Guest More than 1 year ago
The album notes for this CD convey that the members of Chicago were feeling tired- from touring and all- when VIII was recorded. And it shows. This album clearly finds Chicago at some sort of crossroads, deciding what its future sound should be. The tracks are all over the place- from the wimpy and maudlin "Never been in love before" to the hardline sound of "Hideaway" to the Beatlesque "Long time no see". Even with songs there is inconsistency- such as that within "Brand New Love Affair". Since Chicago is so scattered, it is unable to devote much thought to any of their efforts. Only "Anyway you want" and possibly "Old Days" show any real depth. The bonus tracks, however, reveal Chicago as the experimental artists that they were with Chicago Transit Authority and Chicago II. That being said, however, Chicago VIII really is the last album by the band which could still be considered listenable by its ealiest fans.

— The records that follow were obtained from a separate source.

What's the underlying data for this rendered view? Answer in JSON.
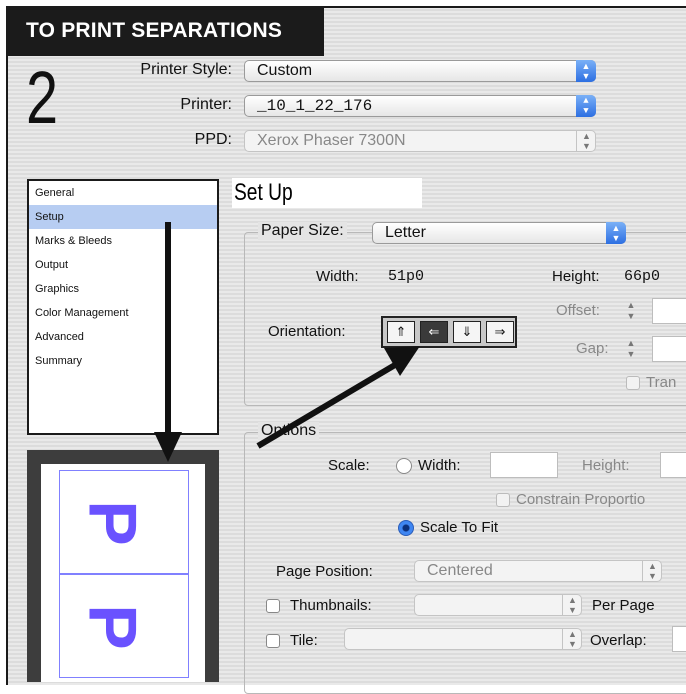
{
  "banner": "TO PRINT SEPARATIONS",
  "step_number": "2",
  "header": {
    "printer_style_label": "Printer Style:",
    "printer_style_value": "Custom",
    "printer_label": "Printer:",
    "printer_value": "_10_1_22_176",
    "ppd_label": "PPD:",
    "ppd_value": "Xerox Phaser 7300N"
  },
  "sidebar": {
    "items": [
      {
        "label": "General"
      },
      {
        "label": "Setup"
      },
      {
        "label": "Marks & Bleeds"
      },
      {
        "label": "Output"
      },
      {
        "label": "Graphics"
      },
      {
        "label": "Color Management"
      },
      {
        "label": "Advanced"
      },
      {
        "label": "Summary"
      }
    ],
    "selected": "Setup"
  },
  "preview": {
    "page_letter": "P"
  },
  "setup": {
    "title": "Set Up",
    "paper_size_label": "Paper Size:",
    "paper_size_value": "Letter",
    "width_label": "Width:",
    "width_value": "51p0",
    "height_label": "Height:",
    "height_value": "66p0",
    "offset_label": "Offset:",
    "gap_label": "Gap:",
    "transverse_label": "Tran",
    "orientation_label": "Orientation:"
  },
  "options": {
    "title": "Options",
    "scale_label": "Scale:",
    "width_radio_label": "Width:",
    "height_label": "Height:",
    "constrain_label": "Constrain Proportio",
    "scale_to_fit_label": "Scale To Fit",
    "page_position_label": "Page Position:",
    "page_position_value": "Centered",
    "thumbnails_label": "Thumbnails:",
    "per_page_label": "Per Page",
    "tile_label": "Tile:",
    "overlap_label": "Overlap:"
  },
  "colors": {
    "selection": "#b7cdf2",
    "popup_accent": "#2d6fe2",
    "glyph": "#6a52ff"
  }
}
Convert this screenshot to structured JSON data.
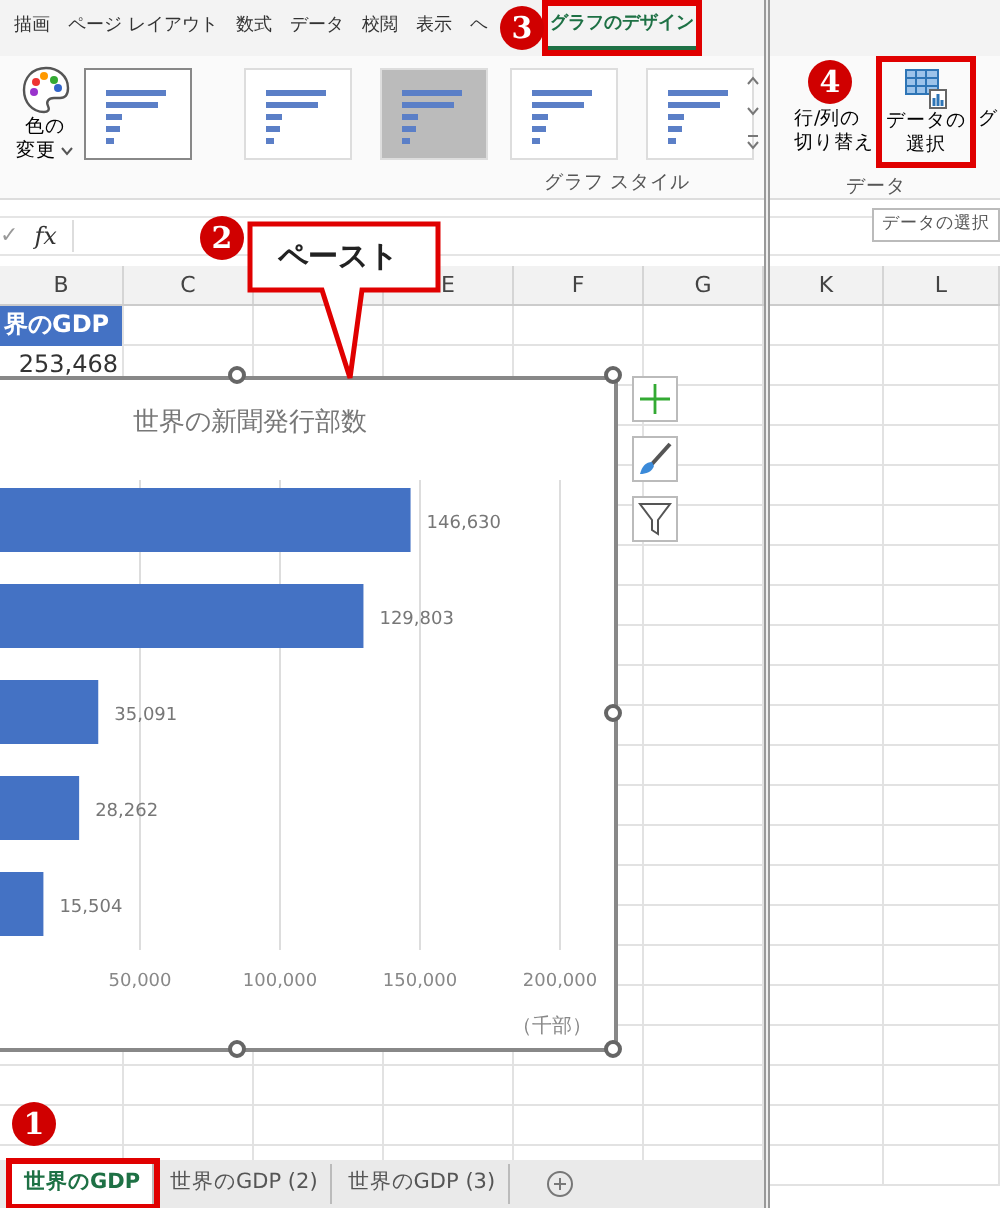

Guest More than 1 year ago
I don't agree at all with the other review . This album is very good ,different from the previous albums but if you are open minded and dont want a clone of "Chicago VII" ,just enjoy the good music the group delivers . And if you like Hard-rock you will be glad to hear "Hideaway" . If you dont got this one ,buy it !!
Joanne60 More than 1 year ago
Very good upbeat songs on this CD. WOuld reccommend this to family and friends.